### THE TASK
Should a line below contain the word "annotation", report it.
──────── DATA FOR ANALYSIS ────────
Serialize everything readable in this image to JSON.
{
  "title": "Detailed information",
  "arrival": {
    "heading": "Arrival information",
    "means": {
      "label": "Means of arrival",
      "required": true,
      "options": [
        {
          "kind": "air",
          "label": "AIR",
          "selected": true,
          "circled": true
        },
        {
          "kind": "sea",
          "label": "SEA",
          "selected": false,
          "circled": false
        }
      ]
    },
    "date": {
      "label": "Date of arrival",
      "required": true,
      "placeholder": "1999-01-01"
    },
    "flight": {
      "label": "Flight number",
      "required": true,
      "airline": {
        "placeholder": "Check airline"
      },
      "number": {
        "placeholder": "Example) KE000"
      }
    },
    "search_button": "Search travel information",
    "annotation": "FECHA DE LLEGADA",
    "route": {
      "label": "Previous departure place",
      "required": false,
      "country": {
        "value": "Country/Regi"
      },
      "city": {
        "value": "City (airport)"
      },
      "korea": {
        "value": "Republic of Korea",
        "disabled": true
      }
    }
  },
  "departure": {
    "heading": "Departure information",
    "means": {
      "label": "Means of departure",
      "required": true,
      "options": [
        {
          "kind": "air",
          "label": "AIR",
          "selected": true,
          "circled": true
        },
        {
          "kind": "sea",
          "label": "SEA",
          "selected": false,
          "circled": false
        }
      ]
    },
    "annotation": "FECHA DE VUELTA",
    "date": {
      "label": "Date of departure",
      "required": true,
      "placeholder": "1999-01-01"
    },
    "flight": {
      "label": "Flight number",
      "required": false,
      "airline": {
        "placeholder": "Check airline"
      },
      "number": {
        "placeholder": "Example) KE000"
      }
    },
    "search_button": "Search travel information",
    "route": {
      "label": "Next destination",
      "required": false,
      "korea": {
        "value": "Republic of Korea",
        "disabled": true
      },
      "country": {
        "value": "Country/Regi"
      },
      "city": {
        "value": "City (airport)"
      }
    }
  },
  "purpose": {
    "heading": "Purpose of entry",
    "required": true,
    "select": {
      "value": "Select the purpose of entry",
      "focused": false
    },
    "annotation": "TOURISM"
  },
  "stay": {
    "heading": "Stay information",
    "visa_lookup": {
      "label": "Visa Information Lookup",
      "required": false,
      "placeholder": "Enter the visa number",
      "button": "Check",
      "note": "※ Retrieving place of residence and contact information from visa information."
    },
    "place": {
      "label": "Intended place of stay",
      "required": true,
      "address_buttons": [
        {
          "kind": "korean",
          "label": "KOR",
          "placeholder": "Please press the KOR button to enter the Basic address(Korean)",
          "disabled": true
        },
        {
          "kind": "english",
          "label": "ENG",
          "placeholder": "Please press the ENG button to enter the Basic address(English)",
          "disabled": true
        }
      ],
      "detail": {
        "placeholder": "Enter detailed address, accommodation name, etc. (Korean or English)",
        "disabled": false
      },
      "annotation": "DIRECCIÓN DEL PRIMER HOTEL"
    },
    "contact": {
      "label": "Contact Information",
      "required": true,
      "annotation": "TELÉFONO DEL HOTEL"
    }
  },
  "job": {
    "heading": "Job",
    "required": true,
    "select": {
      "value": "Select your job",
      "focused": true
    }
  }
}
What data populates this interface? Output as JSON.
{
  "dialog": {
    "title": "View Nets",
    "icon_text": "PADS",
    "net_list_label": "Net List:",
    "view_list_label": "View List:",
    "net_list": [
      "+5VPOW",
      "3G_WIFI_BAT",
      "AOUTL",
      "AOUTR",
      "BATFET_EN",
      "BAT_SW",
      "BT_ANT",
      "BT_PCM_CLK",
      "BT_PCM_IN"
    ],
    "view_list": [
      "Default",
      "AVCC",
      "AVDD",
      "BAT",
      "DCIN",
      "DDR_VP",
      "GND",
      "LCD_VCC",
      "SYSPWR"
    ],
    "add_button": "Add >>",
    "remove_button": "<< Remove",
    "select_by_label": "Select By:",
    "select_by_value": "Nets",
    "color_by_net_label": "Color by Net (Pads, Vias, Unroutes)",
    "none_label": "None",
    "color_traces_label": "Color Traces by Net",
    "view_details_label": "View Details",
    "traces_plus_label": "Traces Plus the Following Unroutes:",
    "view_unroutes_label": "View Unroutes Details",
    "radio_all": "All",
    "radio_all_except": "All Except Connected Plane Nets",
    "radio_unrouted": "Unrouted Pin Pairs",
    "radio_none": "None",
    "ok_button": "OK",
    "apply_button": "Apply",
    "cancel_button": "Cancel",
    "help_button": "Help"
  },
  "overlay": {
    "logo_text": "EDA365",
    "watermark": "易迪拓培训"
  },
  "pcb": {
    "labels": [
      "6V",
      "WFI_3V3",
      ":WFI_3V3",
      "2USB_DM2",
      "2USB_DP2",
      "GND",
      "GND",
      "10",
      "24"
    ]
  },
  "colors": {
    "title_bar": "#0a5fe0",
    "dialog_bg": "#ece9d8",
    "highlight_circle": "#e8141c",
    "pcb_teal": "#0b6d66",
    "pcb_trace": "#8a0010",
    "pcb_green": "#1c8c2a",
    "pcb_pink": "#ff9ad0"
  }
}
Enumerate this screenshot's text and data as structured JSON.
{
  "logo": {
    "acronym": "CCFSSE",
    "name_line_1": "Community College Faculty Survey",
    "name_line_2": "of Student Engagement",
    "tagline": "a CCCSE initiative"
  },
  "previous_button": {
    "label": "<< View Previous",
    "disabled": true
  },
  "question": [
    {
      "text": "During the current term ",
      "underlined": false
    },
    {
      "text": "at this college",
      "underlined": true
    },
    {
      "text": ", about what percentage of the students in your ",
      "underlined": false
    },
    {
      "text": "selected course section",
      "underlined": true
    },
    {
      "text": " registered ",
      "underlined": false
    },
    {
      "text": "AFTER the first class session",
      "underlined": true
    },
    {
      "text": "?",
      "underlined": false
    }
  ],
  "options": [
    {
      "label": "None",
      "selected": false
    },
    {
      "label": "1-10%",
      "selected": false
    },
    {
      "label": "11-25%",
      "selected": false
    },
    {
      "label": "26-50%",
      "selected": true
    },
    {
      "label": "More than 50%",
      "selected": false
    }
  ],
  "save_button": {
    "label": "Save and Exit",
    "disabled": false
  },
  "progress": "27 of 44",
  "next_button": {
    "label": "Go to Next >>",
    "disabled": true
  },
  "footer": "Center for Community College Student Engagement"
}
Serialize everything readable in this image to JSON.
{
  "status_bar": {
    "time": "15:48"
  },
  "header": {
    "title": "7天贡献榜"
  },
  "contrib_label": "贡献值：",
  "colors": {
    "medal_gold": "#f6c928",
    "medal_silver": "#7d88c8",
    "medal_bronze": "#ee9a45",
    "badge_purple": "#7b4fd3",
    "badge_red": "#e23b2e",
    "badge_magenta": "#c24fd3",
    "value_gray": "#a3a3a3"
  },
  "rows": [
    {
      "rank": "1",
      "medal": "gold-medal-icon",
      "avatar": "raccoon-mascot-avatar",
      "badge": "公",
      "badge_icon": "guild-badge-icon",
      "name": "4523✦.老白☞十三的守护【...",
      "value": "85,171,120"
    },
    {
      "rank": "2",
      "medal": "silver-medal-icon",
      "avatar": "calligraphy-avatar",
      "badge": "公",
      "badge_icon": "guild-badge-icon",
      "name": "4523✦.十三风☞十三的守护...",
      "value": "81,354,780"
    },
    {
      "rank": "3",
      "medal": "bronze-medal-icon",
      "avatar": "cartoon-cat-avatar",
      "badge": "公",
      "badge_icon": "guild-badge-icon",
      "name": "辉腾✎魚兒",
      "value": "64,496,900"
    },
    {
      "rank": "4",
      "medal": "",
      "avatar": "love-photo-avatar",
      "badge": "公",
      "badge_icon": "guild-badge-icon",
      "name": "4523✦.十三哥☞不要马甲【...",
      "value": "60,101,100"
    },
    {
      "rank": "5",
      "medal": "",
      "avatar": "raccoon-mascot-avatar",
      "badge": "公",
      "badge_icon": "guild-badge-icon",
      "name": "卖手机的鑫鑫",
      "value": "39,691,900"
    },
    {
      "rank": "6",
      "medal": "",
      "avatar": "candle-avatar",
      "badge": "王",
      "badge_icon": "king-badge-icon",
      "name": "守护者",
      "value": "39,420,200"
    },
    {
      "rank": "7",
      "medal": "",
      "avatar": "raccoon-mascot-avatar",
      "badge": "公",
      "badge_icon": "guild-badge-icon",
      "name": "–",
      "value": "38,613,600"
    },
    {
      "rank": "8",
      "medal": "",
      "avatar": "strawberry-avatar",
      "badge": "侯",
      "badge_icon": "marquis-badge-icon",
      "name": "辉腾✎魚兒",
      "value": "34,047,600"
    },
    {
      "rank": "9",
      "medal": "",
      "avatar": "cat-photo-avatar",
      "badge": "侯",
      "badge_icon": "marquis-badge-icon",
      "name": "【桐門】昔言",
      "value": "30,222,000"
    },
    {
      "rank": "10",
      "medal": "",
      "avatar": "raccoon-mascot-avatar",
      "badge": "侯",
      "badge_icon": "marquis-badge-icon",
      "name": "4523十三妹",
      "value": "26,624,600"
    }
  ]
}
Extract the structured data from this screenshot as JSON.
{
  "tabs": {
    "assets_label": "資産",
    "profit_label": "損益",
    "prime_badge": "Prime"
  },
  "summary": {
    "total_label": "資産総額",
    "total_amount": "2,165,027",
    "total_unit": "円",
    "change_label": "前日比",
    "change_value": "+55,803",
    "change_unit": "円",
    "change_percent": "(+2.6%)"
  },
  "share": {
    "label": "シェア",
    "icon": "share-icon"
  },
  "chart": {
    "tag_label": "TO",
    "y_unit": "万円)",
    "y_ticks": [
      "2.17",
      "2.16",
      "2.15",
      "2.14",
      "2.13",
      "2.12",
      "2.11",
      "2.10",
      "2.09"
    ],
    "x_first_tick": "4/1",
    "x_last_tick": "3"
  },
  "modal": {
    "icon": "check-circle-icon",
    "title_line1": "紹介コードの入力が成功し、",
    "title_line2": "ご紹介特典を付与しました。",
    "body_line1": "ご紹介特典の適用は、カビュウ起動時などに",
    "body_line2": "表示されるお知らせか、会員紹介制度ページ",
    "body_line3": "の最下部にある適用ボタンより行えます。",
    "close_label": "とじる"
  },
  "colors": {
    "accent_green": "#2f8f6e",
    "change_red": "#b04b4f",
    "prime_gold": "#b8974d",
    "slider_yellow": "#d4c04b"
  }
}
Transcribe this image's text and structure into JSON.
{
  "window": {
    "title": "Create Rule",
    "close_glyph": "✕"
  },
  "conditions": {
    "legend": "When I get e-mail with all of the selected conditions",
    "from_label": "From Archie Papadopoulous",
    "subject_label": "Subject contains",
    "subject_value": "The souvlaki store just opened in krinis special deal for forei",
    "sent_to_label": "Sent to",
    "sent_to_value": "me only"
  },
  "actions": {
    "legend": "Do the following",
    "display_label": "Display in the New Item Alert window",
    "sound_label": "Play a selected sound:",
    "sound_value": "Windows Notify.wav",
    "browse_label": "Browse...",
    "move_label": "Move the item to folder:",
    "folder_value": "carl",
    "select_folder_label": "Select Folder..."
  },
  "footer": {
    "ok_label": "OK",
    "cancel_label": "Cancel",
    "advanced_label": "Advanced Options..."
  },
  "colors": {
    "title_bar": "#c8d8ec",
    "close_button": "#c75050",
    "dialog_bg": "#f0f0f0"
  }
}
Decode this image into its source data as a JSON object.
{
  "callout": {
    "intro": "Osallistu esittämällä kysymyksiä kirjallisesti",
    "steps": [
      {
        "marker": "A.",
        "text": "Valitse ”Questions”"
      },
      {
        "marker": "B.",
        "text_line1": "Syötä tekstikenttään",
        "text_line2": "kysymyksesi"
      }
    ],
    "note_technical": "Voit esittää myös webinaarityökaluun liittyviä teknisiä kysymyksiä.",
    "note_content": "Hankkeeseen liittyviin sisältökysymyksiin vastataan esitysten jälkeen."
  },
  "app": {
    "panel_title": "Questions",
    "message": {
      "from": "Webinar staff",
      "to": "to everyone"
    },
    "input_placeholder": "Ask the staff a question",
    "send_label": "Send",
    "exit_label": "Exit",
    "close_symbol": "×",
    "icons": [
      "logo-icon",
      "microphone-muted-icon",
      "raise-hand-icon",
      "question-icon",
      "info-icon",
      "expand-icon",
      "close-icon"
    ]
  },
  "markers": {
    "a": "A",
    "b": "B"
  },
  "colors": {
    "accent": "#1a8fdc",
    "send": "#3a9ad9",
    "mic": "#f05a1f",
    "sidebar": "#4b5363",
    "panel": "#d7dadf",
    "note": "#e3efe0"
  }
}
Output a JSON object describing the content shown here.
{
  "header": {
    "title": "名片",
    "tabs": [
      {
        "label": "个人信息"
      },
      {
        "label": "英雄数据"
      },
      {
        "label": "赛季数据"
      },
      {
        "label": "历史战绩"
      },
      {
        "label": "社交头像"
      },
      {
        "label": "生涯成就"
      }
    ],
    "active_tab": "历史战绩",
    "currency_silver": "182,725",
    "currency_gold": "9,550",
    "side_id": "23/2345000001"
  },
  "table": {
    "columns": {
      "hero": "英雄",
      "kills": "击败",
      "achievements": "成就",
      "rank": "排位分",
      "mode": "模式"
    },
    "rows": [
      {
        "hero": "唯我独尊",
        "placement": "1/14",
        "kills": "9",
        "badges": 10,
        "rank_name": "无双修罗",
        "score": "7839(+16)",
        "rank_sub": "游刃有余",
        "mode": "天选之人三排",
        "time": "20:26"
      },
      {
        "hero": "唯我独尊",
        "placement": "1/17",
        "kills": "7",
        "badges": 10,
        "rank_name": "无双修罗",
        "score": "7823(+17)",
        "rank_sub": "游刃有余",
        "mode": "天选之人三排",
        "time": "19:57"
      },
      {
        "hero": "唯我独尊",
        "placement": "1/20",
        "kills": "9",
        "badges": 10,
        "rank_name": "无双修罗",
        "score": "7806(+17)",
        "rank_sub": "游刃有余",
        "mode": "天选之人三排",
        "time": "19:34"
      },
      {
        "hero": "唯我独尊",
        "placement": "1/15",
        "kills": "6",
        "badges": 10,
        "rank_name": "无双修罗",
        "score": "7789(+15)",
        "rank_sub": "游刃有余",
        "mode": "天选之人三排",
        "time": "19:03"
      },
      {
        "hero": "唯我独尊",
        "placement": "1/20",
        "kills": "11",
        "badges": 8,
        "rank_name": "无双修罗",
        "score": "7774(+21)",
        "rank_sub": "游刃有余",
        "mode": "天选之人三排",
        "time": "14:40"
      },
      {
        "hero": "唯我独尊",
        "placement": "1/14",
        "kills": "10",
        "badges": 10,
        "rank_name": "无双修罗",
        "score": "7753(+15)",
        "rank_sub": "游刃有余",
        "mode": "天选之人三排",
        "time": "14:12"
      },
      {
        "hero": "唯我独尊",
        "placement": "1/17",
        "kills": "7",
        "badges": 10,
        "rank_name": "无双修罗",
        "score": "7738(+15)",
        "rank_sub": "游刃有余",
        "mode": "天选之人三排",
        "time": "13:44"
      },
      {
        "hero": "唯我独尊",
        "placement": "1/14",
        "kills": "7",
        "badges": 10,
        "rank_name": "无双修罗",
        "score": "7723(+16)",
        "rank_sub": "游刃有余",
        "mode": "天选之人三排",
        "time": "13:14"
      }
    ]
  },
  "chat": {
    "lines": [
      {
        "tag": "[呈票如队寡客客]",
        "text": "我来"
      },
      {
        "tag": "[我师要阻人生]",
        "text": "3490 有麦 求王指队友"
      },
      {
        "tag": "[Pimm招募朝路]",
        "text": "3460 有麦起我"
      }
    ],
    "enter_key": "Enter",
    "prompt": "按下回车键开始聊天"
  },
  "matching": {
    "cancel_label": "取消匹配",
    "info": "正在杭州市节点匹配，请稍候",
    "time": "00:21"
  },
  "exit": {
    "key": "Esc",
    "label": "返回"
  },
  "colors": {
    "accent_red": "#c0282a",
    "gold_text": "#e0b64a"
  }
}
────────
### WORKED SOLUTION
    "annotation": "FECHA DE LLEGADA",
    "annotation": "FECHA DE VUELTA",
    "annotation": "TOURISM"
      "annotation": "DIRECCIÓN DEL PRIMER HOTEL"
      "annotation": "TELÉFONO DEL HOTEL"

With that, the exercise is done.